Senate Majority Leader Mitch McConnell (R-Ky.) wouldn’t let Sen. Elizabeth Warren (D-Mass.) read Coretta Scott King’s blistering takedown of Sen. Jeff Sessions (R-Ala.) on the Senate floor on Tuesday night. But there’s no reason you can’t.
King, the widow of Martin Luther King Jr., wrote the scathing 10-page letter in 1986, when Sessions ― now President Donald Trump’s nominee for attorney general ― was being considered for a federal judgeship.
In it, King said Sessions “lacks the temperament, fairness, and judgement to be a federal judge” and has “used the awesome power of his office to chill the free exercise of the vote by black citizens.”
King argued that Sessions’ appointment “would irreparably damage the work of my husband.”
Warren, who opposes Sessions’ nomination to be attorney general, said King’s words remain relevant 31 years later.
Warren attempted to read the letter on the Senate floor, but McConnell invoked the little-used Rule XIX, which says, “No Senator in debate shall, directly or indirectly, by any form of words impute to another Senator or to other Senators any conduct or motive unworthy or unbecoming a Senator.”
A few hours later, Sen. Jeff Merkley (D-Ore.) read portions of the same letter on the Senate floor without any interruption.
In the letter, King stressed that Sessions’ 1985 attempt to prosecute three civil rights activists for voter fraud proved baseless, and “raises serious questions about his commitment to the protections of the voting rights of all American citizens and consequently his fair and unbiased judgement regarding this fundamental right.”
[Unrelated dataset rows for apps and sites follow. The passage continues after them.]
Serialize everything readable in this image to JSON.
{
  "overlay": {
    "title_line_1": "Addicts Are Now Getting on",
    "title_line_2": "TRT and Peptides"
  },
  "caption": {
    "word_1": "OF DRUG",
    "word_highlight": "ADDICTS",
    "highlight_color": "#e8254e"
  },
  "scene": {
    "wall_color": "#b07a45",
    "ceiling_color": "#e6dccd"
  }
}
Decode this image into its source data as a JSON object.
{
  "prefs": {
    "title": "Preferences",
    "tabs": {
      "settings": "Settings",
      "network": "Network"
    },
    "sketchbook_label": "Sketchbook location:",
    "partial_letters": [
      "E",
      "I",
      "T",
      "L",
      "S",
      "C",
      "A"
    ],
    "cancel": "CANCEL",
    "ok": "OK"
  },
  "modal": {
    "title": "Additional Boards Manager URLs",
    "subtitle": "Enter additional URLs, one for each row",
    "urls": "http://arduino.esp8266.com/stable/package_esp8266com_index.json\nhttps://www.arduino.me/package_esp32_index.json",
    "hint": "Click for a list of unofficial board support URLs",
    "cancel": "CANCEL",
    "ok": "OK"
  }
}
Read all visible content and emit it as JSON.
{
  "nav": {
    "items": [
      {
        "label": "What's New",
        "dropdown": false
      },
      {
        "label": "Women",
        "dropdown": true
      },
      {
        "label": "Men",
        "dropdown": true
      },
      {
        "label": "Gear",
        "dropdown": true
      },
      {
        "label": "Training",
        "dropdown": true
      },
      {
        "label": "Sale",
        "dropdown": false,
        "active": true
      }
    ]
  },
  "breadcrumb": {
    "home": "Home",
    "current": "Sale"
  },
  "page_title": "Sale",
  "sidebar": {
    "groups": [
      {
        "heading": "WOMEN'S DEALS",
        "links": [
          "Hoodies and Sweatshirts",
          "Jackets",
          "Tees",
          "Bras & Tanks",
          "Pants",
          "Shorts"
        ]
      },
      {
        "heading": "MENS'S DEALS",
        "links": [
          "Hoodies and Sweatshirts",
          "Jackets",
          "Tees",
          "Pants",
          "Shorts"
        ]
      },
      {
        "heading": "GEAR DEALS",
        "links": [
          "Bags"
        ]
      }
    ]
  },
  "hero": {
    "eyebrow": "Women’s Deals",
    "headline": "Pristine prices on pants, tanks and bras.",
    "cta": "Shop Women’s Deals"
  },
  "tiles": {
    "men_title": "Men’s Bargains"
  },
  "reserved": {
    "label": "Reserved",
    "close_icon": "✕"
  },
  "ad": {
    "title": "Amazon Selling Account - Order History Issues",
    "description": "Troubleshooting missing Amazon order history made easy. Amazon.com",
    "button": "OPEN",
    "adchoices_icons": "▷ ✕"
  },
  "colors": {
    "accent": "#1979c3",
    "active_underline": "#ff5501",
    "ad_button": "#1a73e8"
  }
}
“Based on his record, I believe his confirmation would have a devastating effect on not only the judicial system in Alabama, but also on the progress we have made everywhere toward fulfilling my husband’s dream that he envisioned over twenty years ago.”